Reproduce the entries that follow exactly, dropping each image.

START The records

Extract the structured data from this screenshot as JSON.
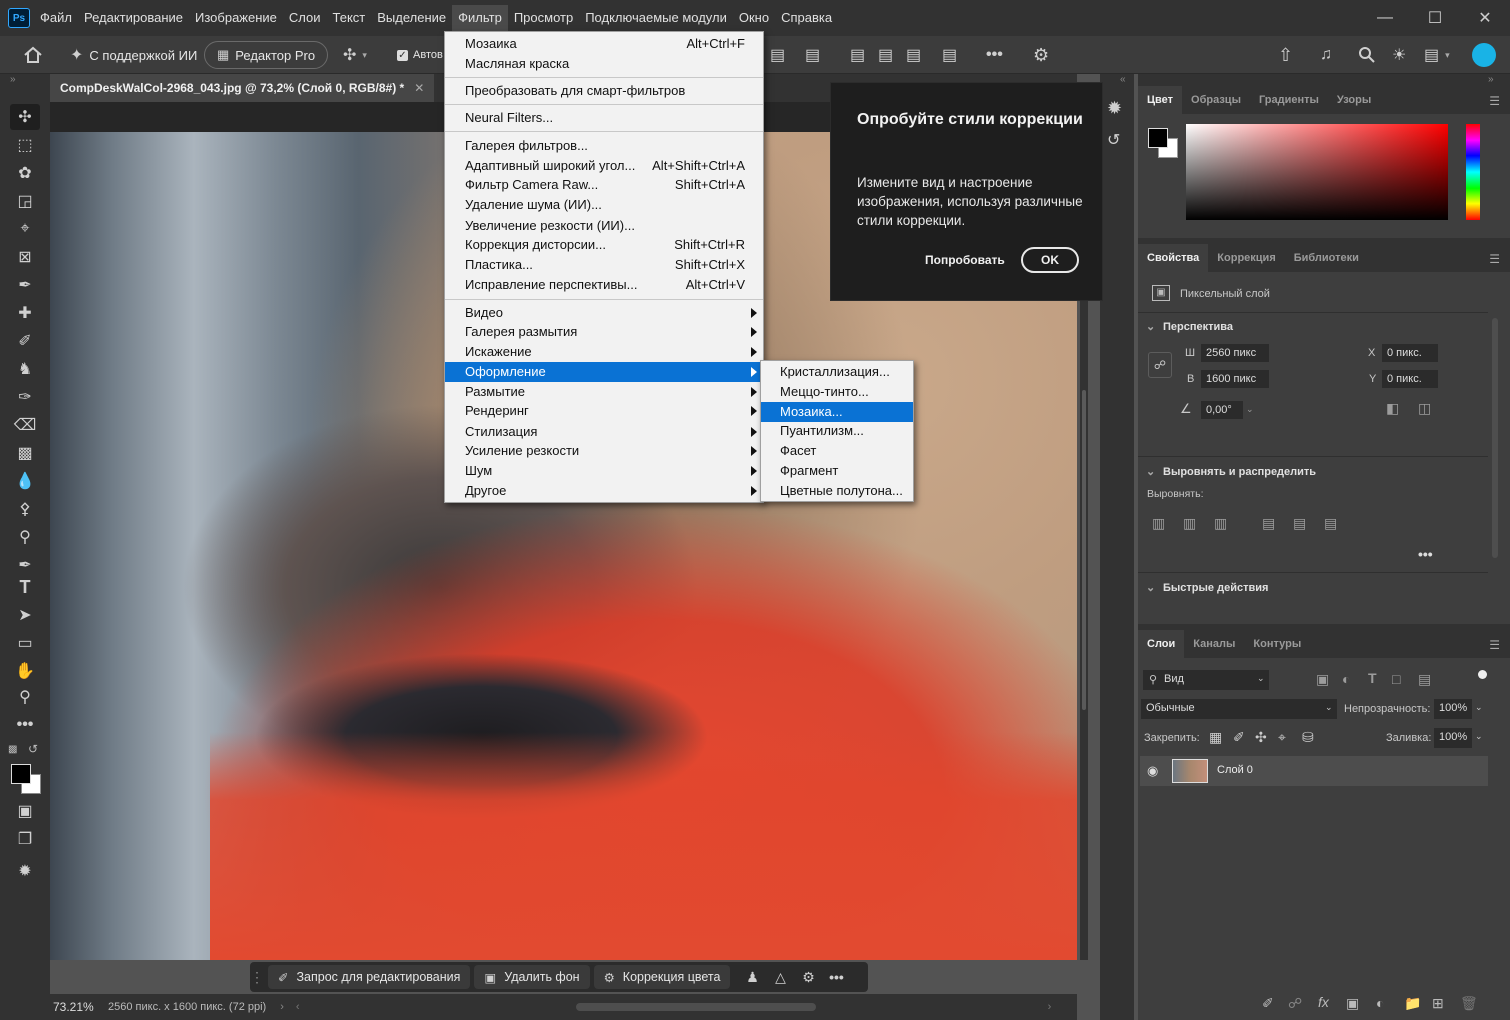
{
  "menubar": {
    "logo": "Ps",
    "items": [
      "Файл",
      "Редактирование",
      "Изображение",
      "Слои",
      "Текст",
      "Выделение",
      "Фильтр",
      "Просмотр",
      "Подключаемые модули",
      "Окно",
      "Справка"
    ]
  },
  "options": {
    "ai_assist": "С поддержкой ИИ",
    "editor_pro": "Редактор Pro",
    "auto_label": "Автов"
  },
  "document": {
    "tab_title": "CompDeskWalCol-2968_043.jpg @ 73,2% (Слой 0, RGB/8#) *",
    "zoom": "73.21%",
    "info": "2560 пикс. x 1600 пикс. (72 ppi)"
  },
  "filter_menu": {
    "items": [
      {
        "label": "Мозаика",
        "shortcut": "Alt+Ctrl+F"
      },
      {
        "label": "Масляная краска",
        "shortcut": ""
      },
      {
        "label": "Преобразовать для смарт-фильтров",
        "shortcut": ""
      },
      {
        "label": "Neural Filters...",
        "shortcut": ""
      },
      {
        "label": "Галерея фильтров...",
        "shortcut": ""
      },
      {
        "label": "Адаптивный широкий угол...",
        "shortcut": "Alt+Shift+Ctrl+A"
      },
      {
        "label": "Фильтр Camera Raw...",
        "shortcut": "Shift+Ctrl+A"
      },
      {
        "label": "Удаление шума (ИИ)...",
        "shortcut": ""
      },
      {
        "label": "Увеличение резкости (ИИ)...",
        "shortcut": ""
      },
      {
        "label": "Коррекция дисторсии...",
        "shortcut": "Shift+Ctrl+R"
      },
      {
        "label": "Пластика...",
        "shortcut": "Shift+Ctrl+X"
      },
      {
        "label": "Исправление перспективы...",
        "shortcut": "Alt+Ctrl+V"
      },
      {
        "label": "Видео",
        "shortcut": ""
      },
      {
        "label": "Галерея размытия",
        "shortcut": ""
      },
      {
        "label": "Искажение",
        "shortcut": ""
      },
      {
        "label": "Оформление",
        "shortcut": ""
      },
      {
        "label": "Размытие",
        "shortcut": ""
      },
      {
        "label": "Рендеринг",
        "shortcut": ""
      },
      {
        "label": "Стилизация",
        "shortcut": ""
      },
      {
        "label": "Усиление резкости",
        "shortcut": ""
      },
      {
        "label": "Шум",
        "shortcut": ""
      },
      {
        "label": "Другое",
        "shortcut": ""
      }
    ]
  },
  "submenu": {
    "items": [
      "Кристаллизация...",
      "Меццо-тинто...",
      "Мозаика...",
      "Пуантилизм...",
      "Фасет",
      "Фрагмент",
      "Цветные полутона..."
    ]
  },
  "popup": {
    "title": "Опробуйте стили коррекции",
    "body": "Измените вид и настроение изображения, используя различные стили коррекции.",
    "try_label": "Попробовать",
    "ok_label": "OK"
  },
  "color_panel": {
    "tabs": [
      "Цвет",
      "Образцы",
      "Градиенты",
      "Узоры"
    ],
    "foreground": "#000000",
    "background": "#ffffff"
  },
  "properties": {
    "tabs": [
      "Свойства",
      "Коррекция",
      "Библиотеки"
    ],
    "layer_type": "Пиксельный слой",
    "perspective_title": "Перспектива",
    "w_label": "Ш",
    "w_value": "2560 пикс",
    "h_label": "В",
    "h_value": "1600 пикс",
    "x_label": "X",
    "x_value": "0 пикс.",
    "y_label": "Y",
    "y_value": "0 пикс.",
    "angle_value": "0,00°",
    "align_title": "Выровнять и распределить",
    "align_label": "Выровнять:",
    "quick_actions_title": "Быстрые действия"
  },
  "layers": {
    "tabs": [
      "Слои",
      "Каналы",
      "Контуры"
    ],
    "filter_kind": "Вид",
    "blend_mode": "Обычные",
    "opacity_label": "Непрозрачность:",
    "opacity_value": "100%",
    "lock_label": "Закрепить:",
    "fill_label": "Заливка:",
    "fill_value": "100%",
    "layer_name": "Слой 0"
  },
  "taskbar": {
    "prompt_label": "Запрос для редактирования",
    "remove_bg_label": "Удалить фон",
    "color_correct_label": "Коррекция цвета"
  }
}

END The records

**Result below**
Extract the structured data from this screenshot as JSON.
{
  "menubar": {
    "logo": "Ps",
    "items": [
      "Файл",
      "Редактирование",
      "Изображение",
      "Слои",
      "Текст",
      "Выделение",
      "Фильтр",
      "Просмотр",
      "Подключаемые модули",
      "Окно",
      "Справка"
    ]
  },
  "options": {
    "ai_assist": "С поддержкой ИИ",
    "editor_pro": "Редактор Pro",
    "auto_label": "Автов"
  },
  "document": {
    "tab_title": "CompDeskWalCol-2968_043.jpg @ 73,2% (Слой 0, RGB/8#) *",
    "zoom": "73.21%",
    "info": "2560 пикс. x 1600 пикс. (72 ppi)"
  },
  "filter_menu": {
    "items": [
      {
        "label": "Мозаика",
        "shortcut": "Alt+Ctrl+F"
      },
      {
        "label": "Масляная краска",
        "shortcut": ""
      },
      {
        "label": "Преобразовать для смарт-фильтров",
        "shortcut": ""
      },
      {
        "label": "Neural Filters...",
        "shortcut": ""
      },
      {
        "label": "Галерея фильтров...",
        "shortcut": ""
      },
      {
        "label": "Адаптивный широкий угол...",
        "shortcut": "Alt+Shift+Ctrl+A"
      },
      {
        "label": "Фильтр Camera Raw...",
        "shortcut": "Shift+Ctrl+A"
      },
      {
        "label": "Удаление шума (ИИ)...",
        "shortcut": ""
      },
      {
        "label": "Увеличение резкости (ИИ)...",
        "shortcut": ""
      },
      {
        "label": "Коррекция дисторсии...",
        "shortcut": "Shift+Ctrl+R"
      },
      {
        "label": "Пластика...",
        "shortcut": "Shift+Ctrl+X"
      },
      {
        "label": "Исправление перспективы...",
        "shortcut": "Alt+Ctrl+V"
      },
      {
        "label": "Видео",
        "shortcut": ""
      },
      {
        "label": "Галерея размытия",
        "shortcut": ""
      },
      {
        "label": "Искажение",
        "shortcut": ""
      },
      {
        "label": "Оформление",
        "shortcut": ""
      },
      {
        "label": "Размытие",
        "shortcut": ""
      },
      {
        "label": "Рендеринг",
        "shortcut": ""
      },
      {
        "label": "Стилизация",
        "shortcut": ""
      },
      {
        "label": "Усиление резкости",
        "shortcut": ""
      },
      {
        "label": "Шум",
        "shortcut": ""
      },
      {
        "label": "Другое",
        "shortcut": ""
      }
    ]
  },
  "submenu": {
    "items": [
      "Кристаллизация...",
      "Меццо-тинто...",
      "Мозаика...",
      "Пуантилизм...",
      "Фасет",
      "Фрагмент",
      "Цветные полутона..."
    ]
  },
  "popup": {
    "title": "Опробуйте стили коррекции",
    "body": "Измените вид и настроение изображения, используя различные стили коррекции.",
    "try_label": "Попробовать",
    "ok_label": "OK"
  },
  "color_panel": {
    "tabs": [
      "Цвет",
      "Образцы",
      "Градиенты",
      "Узоры"
    ],
    "foreground": "#000000",
    "background": "#ffffff"
  },
  "properties": {
    "tabs": [
      "Свойства",
      "Коррекция",
      "Библиотеки"
    ],
    "layer_type": "Пиксельный слой",
    "perspective_title": "Перспектива",
    "w_label": "Ш",
    "w_value": "2560 пикс",
    "h_label": "В",
    "h_value": "1600 пикс",
    "x_label": "X",
    "x_value": "0 пикс.",
    "y_label": "Y",
    "y_value": "0 пикс.",
    "angle_value": "0,00°",
    "align_title": "Выровнять и распределить",
    "align_label": "Выровнять:",
    "quick_actions_title": "Быстрые действия"
  },
  "layers": {
    "tabs": [
      "Слои",
      "Каналы",
      "Контуры"
    ],
    "filter_kind": "Вид",
    "blend_mode": "Обычные",
    "opacity_label": "Непрозрачность:",
    "opacity_value": "100%",
    "lock_label": "Закрепить:",
    "fill_label": "Заливка:",
    "fill_value": "100%",
    "layer_name": "Слой 0"
  },
  "taskbar": {
    "prompt_label": "Запрос для редактирования",
    "remove_bg_label": "Удалить фон",
    "color_correct_label": "Коррекция цвета"
  }
}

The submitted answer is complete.